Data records
========

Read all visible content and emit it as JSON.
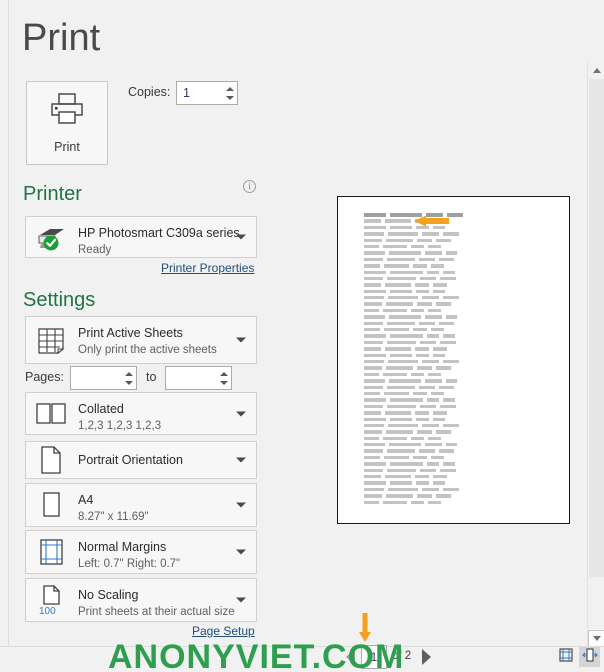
{
  "page_title": "Print",
  "print_button": {
    "label": "Print",
    "icon": "printer-icon"
  },
  "copies": {
    "label": "Copies:",
    "value": "1"
  },
  "printer": {
    "heading": "Printer",
    "info_icon": "info-icon",
    "name": "HP Photosmart C309a series",
    "status": "Ready",
    "status_icon": "green-check-icon",
    "properties_link": "Printer Properties"
  },
  "settings": {
    "heading": "Settings",
    "items": [
      {
        "icon": "sheets-grid-icon",
        "title": "Print Active Sheets",
        "subtitle": "Only print the active sheets"
      },
      {
        "icon": "collated-icon",
        "title": "Collated",
        "subtitle": "1,2,3   1,2,3   1,2,3"
      },
      {
        "icon": "portrait-page-icon",
        "title": "Portrait Orientation",
        "subtitle": ""
      },
      {
        "icon": "paper-size-icon",
        "title": "A4",
        "subtitle": "8.27\" x 11.69\""
      },
      {
        "icon": "margins-icon",
        "title": "Normal Margins",
        "subtitle": "Left:  0.7\"   Right:  0.7\""
      },
      {
        "icon": "scaling-100-icon",
        "title": "No Scaling",
        "subtitle": "Print sheets at their actual size"
      }
    ],
    "pages": {
      "label": "Pages:",
      "from": "",
      "to_label": "to",
      "to": ""
    },
    "page_setup_link": "Page Setup"
  },
  "preview": {
    "columns": [
      "Last Name",
      "Sales",
      "Country",
      "Quarter"
    ],
    "annotation_arrow_left": "orange-arrow-left",
    "annotation_arrow_down": "orange-arrow-down",
    "accent_color": "#f5a01e"
  },
  "statusbar": {
    "prev_icon": "triangle-left-icon",
    "next_icon": "triangle-right-icon",
    "page_number": "1",
    "of_text": "of 2",
    "show_margins_icon": "show-margins-icon",
    "zoom_to_page_icon": "zoom-to-page-icon"
  },
  "watermark": {
    "text": "ANONYVIET.COM",
    "color": "#2e9e4f"
  },
  "scrollbar": {
    "up_icon": "scroll-up-icon",
    "down_icon": "scroll-down-icon"
  }
}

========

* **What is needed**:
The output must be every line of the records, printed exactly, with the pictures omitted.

* **Result for this exercise**:
Read all visible content and emit it as JSON.
{
  "page_title": "Print",
  "print_button": {
    "label": "Print",
    "icon": "printer-icon"
  },
  "copies": {
    "label": "Copies:",
    "value": "1"
  },
  "printer": {
    "heading": "Printer",
    "info_icon": "info-icon",
    "name": "HP Photosmart C309a series",
    "status": "Ready",
    "status_icon": "green-check-icon",
    "properties_link": "Printer Properties"
  },
  "settings": {
    "heading": "Settings",
    "items": [
      {
        "icon": "sheets-grid-icon",
        "title": "Print Active Sheets",
        "subtitle": "Only print the active sheets"
      },
      {
        "icon": "collated-icon",
        "title": "Collated",
        "subtitle": "1,2,3   1,2,3   1,2,3"
      },
      {
        "icon": "portrait-page-icon",
        "title": "Portrait Orientation",
        "subtitle": ""
      },
      {
        "icon": "paper-size-icon",
        "title": "A4",
        "subtitle": "8.27\" x 11.69\""
      },
      {
        "icon": "margins-icon",
        "title": "Normal Margins",
        "subtitle": "Left:  0.7\"   Right:  0.7\""
      },
      {
        "icon": "scaling-100-icon",
        "title": "No Scaling",
        "subtitle": "Print sheets at their actual size"
      }
    ],
    "pages": {
      "label": "Pages:",
      "from": "",
      "to_label": "to",
      "to": ""
    },
    "page_setup_link": "Page Setup"
  },
  "preview": {
    "columns": [
      "Last Name",
      "Sales",
      "Country",
      "Quarter"
    ],
    "annotation_arrow_left": "orange-arrow-left",
    "annotation_arrow_down": "orange-arrow-down",
    "accent_color": "#f5a01e"
  },
  "statusbar": {
    "prev_icon": "triangle-left-icon",
    "next_icon": "triangle-right-icon",
    "page_number": "1",
    "of_text": "of 2",
    "show_margins_icon": "show-margins-icon",
    "zoom_to_page_icon": "zoom-to-page-icon"
  },
  "watermark": {
    "text": "ANONYVIET.COM",
    "color": "#2e9e4f"
  },
  "scrollbar": {
    "up_icon": "scroll-up-icon",
    "down_icon": "scroll-down-icon"
  }
}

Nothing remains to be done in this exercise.